(INFORMATION SUPPLIED)

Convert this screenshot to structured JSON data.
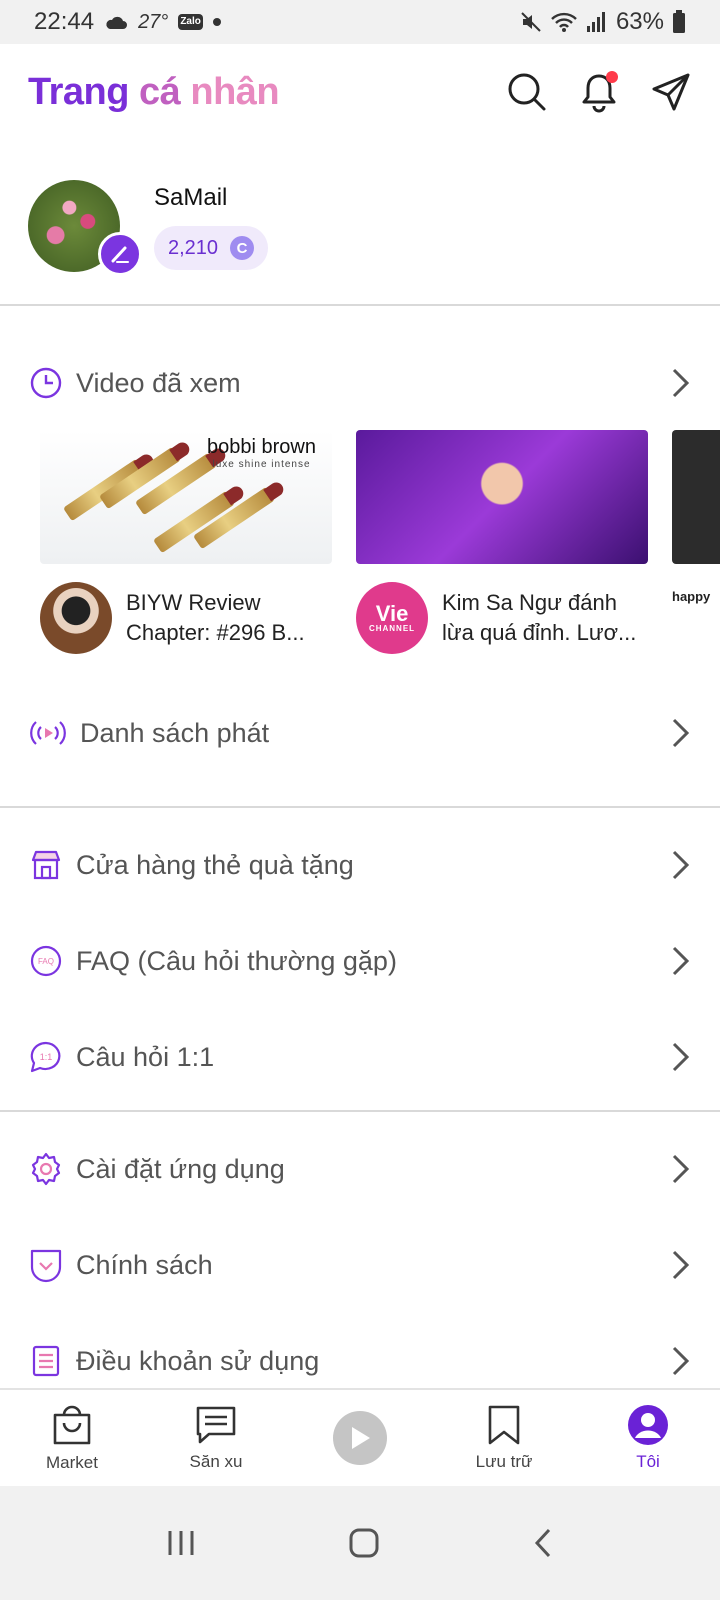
{
  "status_bar": {
    "time": "22:44",
    "temperature": "27°",
    "zalo": "Zalo",
    "battery": "63%"
  },
  "header": {
    "title_part1": "Trang",
    "title_part2": "cá",
    "title_part3": "nhân"
  },
  "profile": {
    "username": "SaMail",
    "coins": "2,210",
    "coin_symbol": "C"
  },
  "watched": {
    "label": "Video đã xem",
    "videos": [
      {
        "title": "BIYW Review Chapter: #296 B...",
        "brand": "bobbi brown",
        "brand_sub": "luxe shine intense"
      },
      {
        "title": "Kim Sa Ngư đánh lừa quá đỉnh. Lươ...",
        "channel": "Vie",
        "channel_sub": "CHANNEL"
      },
      {
        "title": "happy"
      }
    ]
  },
  "menu": {
    "playlist": "Danh sách phát",
    "gift_store": "Cửa hàng thẻ quà tặng",
    "faq": "FAQ (Câu hỏi thường gặp)",
    "qa": "Câu hỏi 1:1",
    "settings": "Cài đặt ứng dụng",
    "policy": "Chính sách",
    "terms": "Điều khoản sử dụng"
  },
  "bottom_nav": {
    "market": "Market",
    "san_xu": "Săn xu",
    "luu_tru": "Lưu trữ",
    "toi": "Tôi"
  },
  "colors": {
    "accent": "#7b35e0",
    "active": "#6a22d6",
    "notification": "#ff3b4a"
  }
}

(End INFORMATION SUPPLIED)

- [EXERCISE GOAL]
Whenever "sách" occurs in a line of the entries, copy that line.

- [WRITTEN ANSWER]
    "playlist": "Danh sách phát",
    "policy": "Chính sách",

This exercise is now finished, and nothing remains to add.